Suspicious circumstances: Injustice served at the David Dungay inquest

David Dungay

source: Mondaq
published: 6 December 2019

Six Immediate Action Team (IAT) officers stormed the cell that Dunghutti man David Dungay Junior was occupying in the hospital ward of Long Bay prison on 29 December 2015. The riot squad officers had been called in because the 26-year-old diabetic refused to stop eating a packet of biscuits.

The officers then dragged Mr Dungay into an observation cell and placed him face down on a bed in the potentially-fatal prone position. The young Aboriginal man called out a total of 12 twelve times that he couldn’t breathe, whilst some of the officers continued to kneel on him.

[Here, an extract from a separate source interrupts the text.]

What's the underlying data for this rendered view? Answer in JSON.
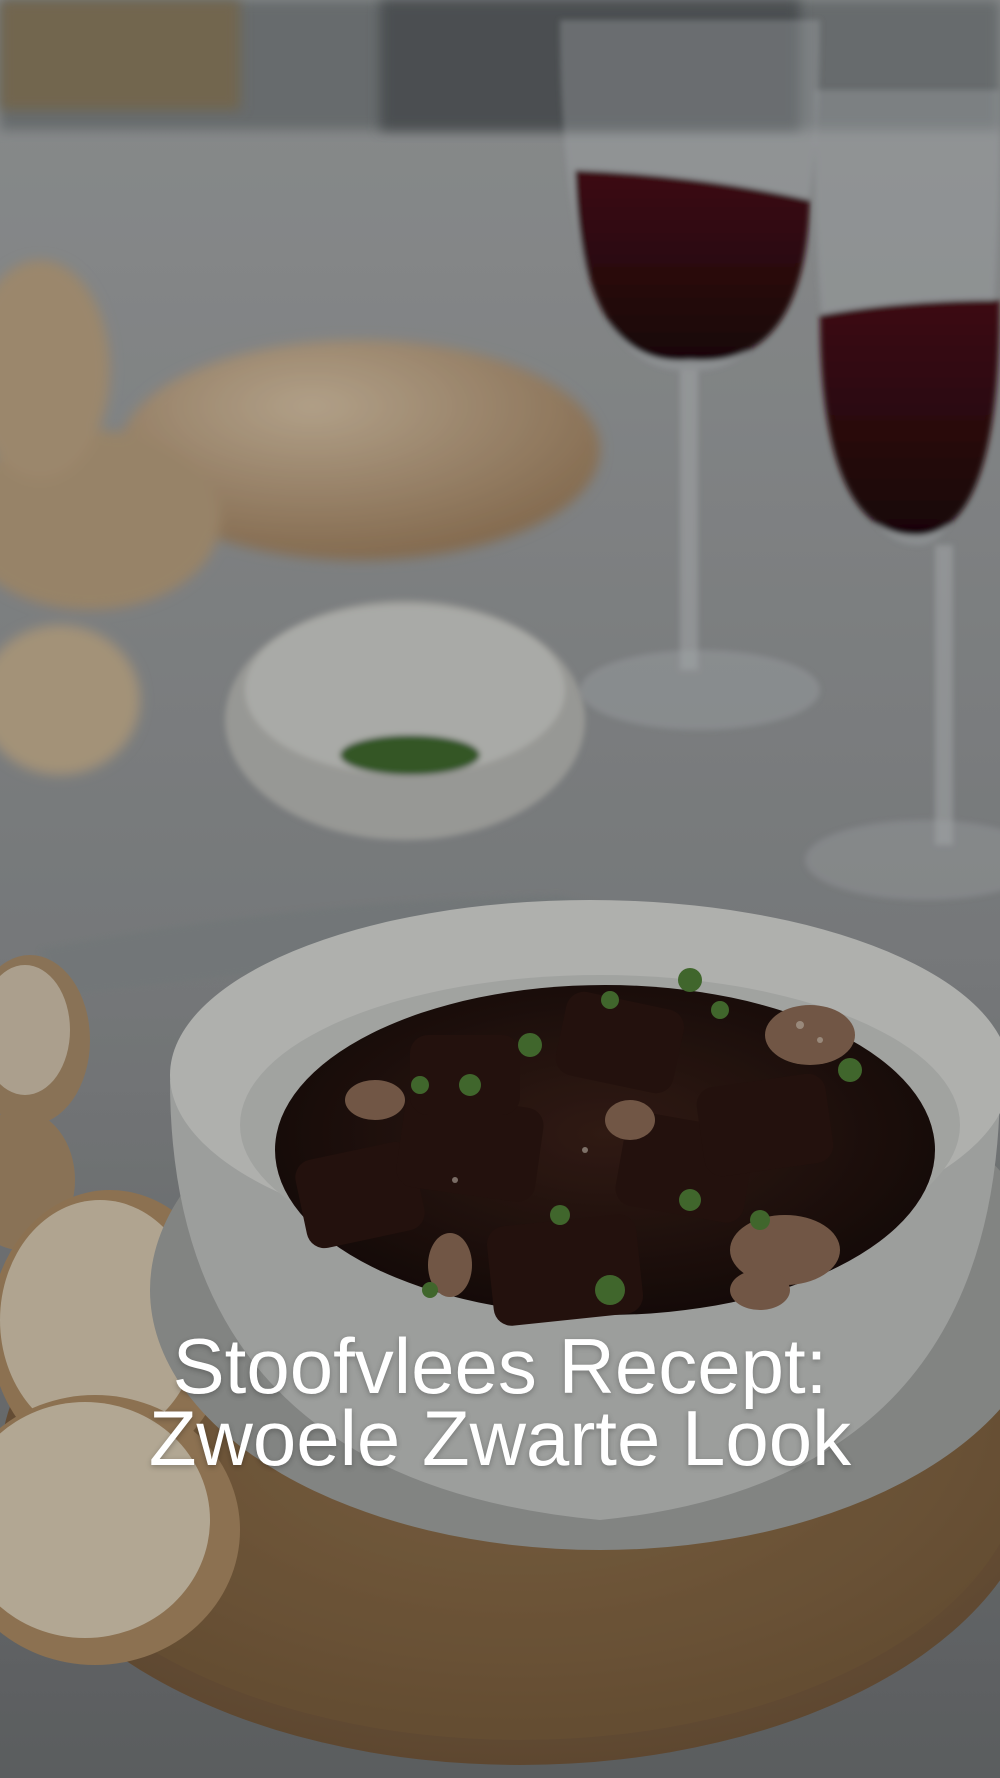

Continue reading

Mark Duggan shooting report challenged by human rights groups

Carole Duggan & Nephew, Mark Duggan
Carole Duggan & Nephew, Mark Duggan

originally by: The Guardian
published: 5 December 2019

The official report into the police shooting of a man whose death sparked the 2011 riots is facing a new challenge from human rights investigators who say a virtual model of the shooting shows its main conclusion is wrong.

The shooting of Mark Duggan, 29, in Tottenham, north London, in August 2011, triggered the biggest riots in modern English history.

An investigation by the police watchdog found he was most likely shot while holding a gun that he was probably “in the process of throwing” away.

An illegal firearm was found over a fence and 14 feet (4.35 metres) from where Duggan fell. None of the police officers surrounding him saw it flying through the air.

Continue reading

Expungement request denied for ex-cop in Rekia Boyd case

Rekia Boyd
Rekia Boyd

source: WTTW News
published: 19 November 2019

Family and supporters of Rekia Boyd erupted into applause inside a Cook County courtroom Tuesday after a judge denied a request from Dante Servin, the former Chicago police detective who was charged and acquitted in her killing, to expunge any record of his criminal case from the public’s view.

In announcing his decision Tuesday, Judge LeRoy K. Martin Jr. said that just because Servin was found not guilty of involuntary manslaughter, that “does not make one innocent.” He based his ruling on the evidence prosecutors presented in the case in 2015, and the fact that the trial judge felt those facts better aligned with first-degree murder.

Continue reading